The Minister of Minerals, Energy and Water Resources, Mr Ponatshego Kedikilwe, has performed the ground-breaking ceremony to mark the start of the project.

The ceremony took place at the site where twin concrete reservoirs with a total capacity of 12 500 cubic meters would be constructed to hold water from the North/South Water Carrier.

Mr Kedikilwe explained that the Serowe pipeline would be connected to the NSC via the Palapye water treatment works.

He said the project was also intended to supply Paje, Morogorosi, Mabeleapodi and other surrounding villages with water.

The minister said the water demand for Serowe was 6 889 cubic meters per day but the supply stood at 4749 cubic meters per day — a short fall of 2 140 cubic meters a [continue reading]

source: Mmegi
Staff Writer

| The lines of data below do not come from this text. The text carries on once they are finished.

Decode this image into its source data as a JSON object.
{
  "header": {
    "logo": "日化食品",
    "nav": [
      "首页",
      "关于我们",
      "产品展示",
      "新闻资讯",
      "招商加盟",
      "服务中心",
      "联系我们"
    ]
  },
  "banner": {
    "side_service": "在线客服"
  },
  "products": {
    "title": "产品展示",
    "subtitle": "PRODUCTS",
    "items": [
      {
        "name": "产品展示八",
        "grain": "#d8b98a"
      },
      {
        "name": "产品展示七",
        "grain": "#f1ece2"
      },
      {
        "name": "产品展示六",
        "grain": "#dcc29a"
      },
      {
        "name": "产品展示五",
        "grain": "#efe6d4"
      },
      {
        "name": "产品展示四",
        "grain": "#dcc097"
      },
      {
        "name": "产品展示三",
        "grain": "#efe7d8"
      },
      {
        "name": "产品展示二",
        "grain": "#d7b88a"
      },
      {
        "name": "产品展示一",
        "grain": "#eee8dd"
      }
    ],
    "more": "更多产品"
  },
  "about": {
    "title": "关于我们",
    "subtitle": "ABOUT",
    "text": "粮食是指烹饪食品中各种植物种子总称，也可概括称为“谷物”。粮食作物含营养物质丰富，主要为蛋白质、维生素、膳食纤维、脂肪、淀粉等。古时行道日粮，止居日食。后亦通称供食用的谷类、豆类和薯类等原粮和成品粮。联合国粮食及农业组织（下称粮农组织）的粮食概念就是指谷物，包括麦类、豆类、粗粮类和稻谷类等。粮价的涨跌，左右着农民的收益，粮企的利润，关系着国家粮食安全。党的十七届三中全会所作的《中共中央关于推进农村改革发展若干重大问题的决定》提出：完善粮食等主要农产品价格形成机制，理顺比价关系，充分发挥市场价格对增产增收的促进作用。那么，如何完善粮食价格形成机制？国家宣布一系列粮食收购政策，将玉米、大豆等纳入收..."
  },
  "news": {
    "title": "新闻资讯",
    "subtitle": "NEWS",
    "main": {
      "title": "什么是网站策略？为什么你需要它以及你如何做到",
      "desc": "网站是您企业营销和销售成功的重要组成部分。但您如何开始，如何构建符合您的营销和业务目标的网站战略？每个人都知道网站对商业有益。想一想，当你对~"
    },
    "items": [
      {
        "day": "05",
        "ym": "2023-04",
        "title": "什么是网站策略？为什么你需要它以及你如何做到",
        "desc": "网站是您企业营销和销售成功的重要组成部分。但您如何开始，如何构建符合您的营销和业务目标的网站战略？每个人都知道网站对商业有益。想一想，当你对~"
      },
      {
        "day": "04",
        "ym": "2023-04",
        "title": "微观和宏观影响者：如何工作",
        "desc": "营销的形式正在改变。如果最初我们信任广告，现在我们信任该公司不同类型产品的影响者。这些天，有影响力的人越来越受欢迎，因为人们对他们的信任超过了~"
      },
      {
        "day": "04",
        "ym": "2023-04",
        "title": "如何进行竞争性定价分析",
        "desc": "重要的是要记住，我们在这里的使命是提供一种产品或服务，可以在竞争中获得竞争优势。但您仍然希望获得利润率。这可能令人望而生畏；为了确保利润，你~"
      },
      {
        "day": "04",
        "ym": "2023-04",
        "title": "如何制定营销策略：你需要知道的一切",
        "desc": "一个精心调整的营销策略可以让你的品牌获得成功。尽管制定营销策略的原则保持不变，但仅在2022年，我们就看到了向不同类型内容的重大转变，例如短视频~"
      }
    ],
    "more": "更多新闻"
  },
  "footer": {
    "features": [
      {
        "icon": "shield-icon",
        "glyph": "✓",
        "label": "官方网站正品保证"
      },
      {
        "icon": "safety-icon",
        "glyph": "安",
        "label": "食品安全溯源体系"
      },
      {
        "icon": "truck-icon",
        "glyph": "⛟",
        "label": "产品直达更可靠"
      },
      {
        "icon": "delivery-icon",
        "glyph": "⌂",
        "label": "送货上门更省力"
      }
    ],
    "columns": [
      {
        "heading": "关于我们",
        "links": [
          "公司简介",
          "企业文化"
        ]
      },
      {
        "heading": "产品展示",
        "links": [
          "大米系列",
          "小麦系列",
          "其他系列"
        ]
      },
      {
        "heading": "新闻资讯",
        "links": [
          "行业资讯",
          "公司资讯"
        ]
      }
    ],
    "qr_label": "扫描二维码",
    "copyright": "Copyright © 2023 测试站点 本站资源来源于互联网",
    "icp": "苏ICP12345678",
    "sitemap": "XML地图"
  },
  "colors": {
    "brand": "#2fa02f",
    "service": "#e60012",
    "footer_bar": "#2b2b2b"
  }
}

The new arable farming scheme geared towards improving food production in the country also threatens to take away individual ownership of ploughing fields from farmers.

It promotes cluster fencing of fields, and collective ownership of the new scheme, according to the implementation guidelines for the scheme.

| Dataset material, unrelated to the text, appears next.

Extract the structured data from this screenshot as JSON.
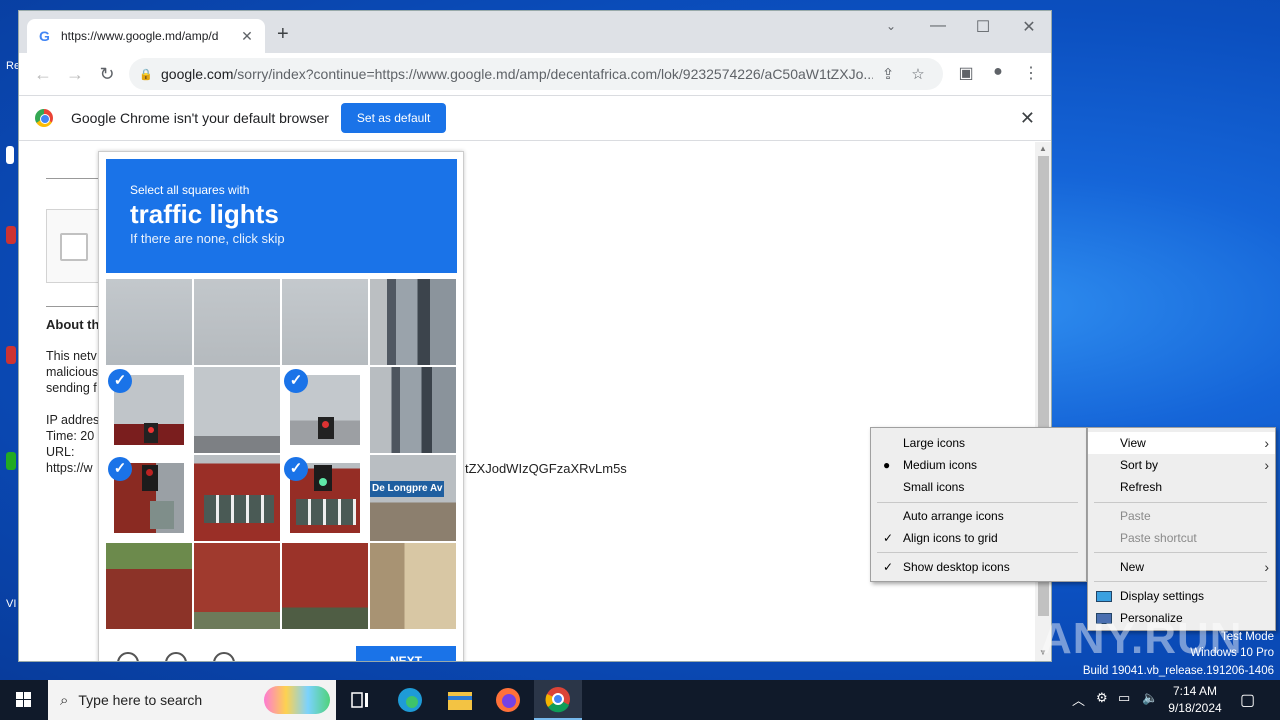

In its implementation paper for the scheme, the Ministry of Agriculture says the provision of fencing will be modelled around enclosed drift fence concept to exclude animals from the arable fields. The concept is inspired by the Pandamatenga farms project, under which farmers also share the costs.

According to the implementation guidelines for the scheme, known as [continue reading]

source: allAfrica
Zimbabwe Independent (Harare)
24 October 2008
Dumisani Muleya and Constantine Chimakure

PRIME Minister-designate Morgan Tsvangirai has slammed President Robert Mugabe and Zanu PF for negotiating in bad faith over the allocation of government ministries and other aspects of the power-sharing agreement.

Tsvangirai’s assault on Mugabe came just days before the resumption on Monday of talks on the distribution of ministries which have been dragging on for about a month.

The attack reveals renewed tensions between the two bitter political rivals. The move is also part of [continue reading]